- [Entries taken from a collection]
[Start of Attachment]

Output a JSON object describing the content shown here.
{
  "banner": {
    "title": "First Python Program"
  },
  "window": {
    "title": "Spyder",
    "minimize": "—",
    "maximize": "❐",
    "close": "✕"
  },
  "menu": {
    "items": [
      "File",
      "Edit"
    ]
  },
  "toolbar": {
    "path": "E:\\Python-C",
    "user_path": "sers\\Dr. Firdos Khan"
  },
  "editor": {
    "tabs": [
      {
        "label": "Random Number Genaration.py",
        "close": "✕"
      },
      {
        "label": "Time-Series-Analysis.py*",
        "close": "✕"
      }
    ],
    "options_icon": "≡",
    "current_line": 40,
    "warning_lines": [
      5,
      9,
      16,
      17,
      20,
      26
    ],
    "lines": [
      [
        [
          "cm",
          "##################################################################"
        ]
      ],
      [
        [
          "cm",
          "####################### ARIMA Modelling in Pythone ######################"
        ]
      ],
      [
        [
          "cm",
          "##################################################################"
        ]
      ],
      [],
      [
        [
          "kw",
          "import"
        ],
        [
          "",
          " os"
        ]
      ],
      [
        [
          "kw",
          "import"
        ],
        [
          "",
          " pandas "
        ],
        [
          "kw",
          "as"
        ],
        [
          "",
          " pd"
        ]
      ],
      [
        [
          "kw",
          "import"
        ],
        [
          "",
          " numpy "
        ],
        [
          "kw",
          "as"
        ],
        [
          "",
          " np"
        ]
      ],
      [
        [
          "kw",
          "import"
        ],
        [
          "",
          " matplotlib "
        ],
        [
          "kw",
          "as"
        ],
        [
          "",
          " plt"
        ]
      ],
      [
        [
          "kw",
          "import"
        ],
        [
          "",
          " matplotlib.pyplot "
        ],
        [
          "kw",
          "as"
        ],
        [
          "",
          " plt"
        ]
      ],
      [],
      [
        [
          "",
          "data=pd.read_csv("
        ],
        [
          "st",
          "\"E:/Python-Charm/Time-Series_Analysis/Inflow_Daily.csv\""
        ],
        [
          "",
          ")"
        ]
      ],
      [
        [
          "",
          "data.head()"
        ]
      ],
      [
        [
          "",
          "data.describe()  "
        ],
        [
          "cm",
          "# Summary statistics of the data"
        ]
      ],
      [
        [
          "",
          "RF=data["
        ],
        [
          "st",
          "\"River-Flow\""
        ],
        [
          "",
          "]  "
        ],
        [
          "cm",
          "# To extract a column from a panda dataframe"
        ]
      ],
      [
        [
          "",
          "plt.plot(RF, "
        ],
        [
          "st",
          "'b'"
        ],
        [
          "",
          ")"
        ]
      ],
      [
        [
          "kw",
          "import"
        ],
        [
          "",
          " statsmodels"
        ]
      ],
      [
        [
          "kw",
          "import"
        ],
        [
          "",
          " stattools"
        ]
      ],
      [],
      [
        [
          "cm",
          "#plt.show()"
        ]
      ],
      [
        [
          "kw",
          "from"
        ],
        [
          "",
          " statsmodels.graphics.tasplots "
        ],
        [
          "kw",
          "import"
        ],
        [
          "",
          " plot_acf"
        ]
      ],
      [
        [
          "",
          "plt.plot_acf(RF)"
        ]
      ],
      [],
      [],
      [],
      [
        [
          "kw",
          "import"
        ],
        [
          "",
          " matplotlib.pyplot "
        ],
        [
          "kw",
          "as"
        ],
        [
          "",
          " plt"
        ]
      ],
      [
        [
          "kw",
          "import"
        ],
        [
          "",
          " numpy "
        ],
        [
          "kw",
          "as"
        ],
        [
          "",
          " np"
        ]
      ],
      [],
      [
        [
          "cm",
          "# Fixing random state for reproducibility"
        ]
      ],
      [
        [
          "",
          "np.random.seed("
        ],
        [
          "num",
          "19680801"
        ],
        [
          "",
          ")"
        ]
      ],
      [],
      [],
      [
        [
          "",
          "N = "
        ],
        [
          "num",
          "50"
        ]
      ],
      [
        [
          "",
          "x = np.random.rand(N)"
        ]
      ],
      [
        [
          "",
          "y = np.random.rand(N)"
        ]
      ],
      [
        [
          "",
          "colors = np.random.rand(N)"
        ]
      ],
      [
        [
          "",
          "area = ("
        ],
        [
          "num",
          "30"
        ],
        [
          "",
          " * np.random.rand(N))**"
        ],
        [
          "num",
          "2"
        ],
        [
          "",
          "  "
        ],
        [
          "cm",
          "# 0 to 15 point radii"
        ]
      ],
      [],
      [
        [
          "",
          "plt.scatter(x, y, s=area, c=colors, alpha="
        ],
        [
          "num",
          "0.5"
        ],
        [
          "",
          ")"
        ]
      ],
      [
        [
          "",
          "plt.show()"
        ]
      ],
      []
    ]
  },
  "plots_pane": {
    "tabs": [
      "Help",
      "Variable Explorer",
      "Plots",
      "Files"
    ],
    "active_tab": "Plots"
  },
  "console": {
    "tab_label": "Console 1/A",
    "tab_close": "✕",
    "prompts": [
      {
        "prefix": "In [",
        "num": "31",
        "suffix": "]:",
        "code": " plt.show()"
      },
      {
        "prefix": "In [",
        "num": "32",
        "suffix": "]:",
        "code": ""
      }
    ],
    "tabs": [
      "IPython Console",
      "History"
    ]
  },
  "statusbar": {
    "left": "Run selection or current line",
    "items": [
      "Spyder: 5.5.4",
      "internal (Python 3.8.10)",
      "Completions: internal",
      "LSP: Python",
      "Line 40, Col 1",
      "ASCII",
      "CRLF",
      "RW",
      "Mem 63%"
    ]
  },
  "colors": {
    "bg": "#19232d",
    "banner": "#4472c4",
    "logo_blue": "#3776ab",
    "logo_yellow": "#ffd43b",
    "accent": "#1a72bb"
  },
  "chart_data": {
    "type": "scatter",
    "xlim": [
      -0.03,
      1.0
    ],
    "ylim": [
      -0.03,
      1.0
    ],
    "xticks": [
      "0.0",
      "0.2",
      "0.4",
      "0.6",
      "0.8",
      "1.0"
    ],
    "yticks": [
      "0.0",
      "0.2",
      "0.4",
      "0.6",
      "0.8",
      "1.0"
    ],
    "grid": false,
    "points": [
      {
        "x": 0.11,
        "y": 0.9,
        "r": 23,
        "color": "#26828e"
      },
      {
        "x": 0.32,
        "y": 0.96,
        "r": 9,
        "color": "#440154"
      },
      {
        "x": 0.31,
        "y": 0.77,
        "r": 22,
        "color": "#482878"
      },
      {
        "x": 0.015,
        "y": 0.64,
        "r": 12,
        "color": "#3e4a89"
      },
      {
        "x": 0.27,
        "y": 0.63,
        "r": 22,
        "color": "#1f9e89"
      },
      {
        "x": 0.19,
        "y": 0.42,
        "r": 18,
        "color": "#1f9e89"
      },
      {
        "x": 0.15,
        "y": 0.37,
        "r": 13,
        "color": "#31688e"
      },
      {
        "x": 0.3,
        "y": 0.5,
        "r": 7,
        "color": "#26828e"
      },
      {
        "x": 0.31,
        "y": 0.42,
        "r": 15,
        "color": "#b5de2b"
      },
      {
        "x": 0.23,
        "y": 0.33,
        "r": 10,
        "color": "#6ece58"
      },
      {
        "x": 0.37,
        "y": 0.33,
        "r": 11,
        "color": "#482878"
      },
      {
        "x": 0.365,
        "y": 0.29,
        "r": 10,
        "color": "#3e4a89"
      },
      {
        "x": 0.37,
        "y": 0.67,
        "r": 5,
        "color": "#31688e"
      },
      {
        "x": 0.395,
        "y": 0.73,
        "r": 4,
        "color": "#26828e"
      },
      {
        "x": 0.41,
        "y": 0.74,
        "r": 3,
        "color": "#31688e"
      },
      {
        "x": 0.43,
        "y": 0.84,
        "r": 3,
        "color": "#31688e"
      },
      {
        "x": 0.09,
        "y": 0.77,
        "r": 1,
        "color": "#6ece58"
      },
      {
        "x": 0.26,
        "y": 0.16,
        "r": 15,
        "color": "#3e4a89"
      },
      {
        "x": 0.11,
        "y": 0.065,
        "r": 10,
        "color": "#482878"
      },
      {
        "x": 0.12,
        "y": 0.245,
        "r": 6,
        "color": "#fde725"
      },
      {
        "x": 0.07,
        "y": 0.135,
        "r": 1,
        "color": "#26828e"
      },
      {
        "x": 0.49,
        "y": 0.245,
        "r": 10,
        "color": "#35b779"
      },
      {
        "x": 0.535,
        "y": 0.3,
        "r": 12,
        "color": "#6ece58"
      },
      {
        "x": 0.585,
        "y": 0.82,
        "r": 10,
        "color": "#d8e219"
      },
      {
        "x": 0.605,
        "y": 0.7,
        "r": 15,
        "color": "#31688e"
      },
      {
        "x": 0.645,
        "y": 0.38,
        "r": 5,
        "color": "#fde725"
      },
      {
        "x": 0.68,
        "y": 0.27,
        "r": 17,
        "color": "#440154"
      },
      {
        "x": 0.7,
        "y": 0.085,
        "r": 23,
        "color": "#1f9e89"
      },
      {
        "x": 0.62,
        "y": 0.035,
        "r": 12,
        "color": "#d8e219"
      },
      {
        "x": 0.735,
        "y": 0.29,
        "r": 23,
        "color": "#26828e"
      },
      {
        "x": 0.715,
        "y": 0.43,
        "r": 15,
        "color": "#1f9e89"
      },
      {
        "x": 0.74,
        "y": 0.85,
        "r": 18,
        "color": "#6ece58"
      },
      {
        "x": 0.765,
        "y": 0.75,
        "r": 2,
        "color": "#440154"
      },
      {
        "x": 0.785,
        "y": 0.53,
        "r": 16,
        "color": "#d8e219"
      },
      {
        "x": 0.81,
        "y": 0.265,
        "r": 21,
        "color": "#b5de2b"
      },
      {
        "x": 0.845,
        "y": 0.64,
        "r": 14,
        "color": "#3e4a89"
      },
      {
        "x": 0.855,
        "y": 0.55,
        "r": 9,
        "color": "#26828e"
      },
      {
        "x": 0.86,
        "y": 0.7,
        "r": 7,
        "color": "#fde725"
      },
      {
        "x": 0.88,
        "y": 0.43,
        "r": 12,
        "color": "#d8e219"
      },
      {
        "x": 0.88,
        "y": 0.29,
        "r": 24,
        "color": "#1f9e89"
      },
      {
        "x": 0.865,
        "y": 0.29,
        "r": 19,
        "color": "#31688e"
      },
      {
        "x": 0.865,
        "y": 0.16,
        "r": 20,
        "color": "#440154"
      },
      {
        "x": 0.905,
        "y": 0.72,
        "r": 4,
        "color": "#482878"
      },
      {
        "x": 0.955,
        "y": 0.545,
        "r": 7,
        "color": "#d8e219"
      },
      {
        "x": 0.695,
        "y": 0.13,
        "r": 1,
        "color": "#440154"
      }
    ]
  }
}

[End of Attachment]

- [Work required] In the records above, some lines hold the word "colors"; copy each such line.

- [Response to the exercise]
          "colors = np.random.rand(N)"
          "plt.scatter(x, y, s=area, c=colors, alpha="
  "colors": {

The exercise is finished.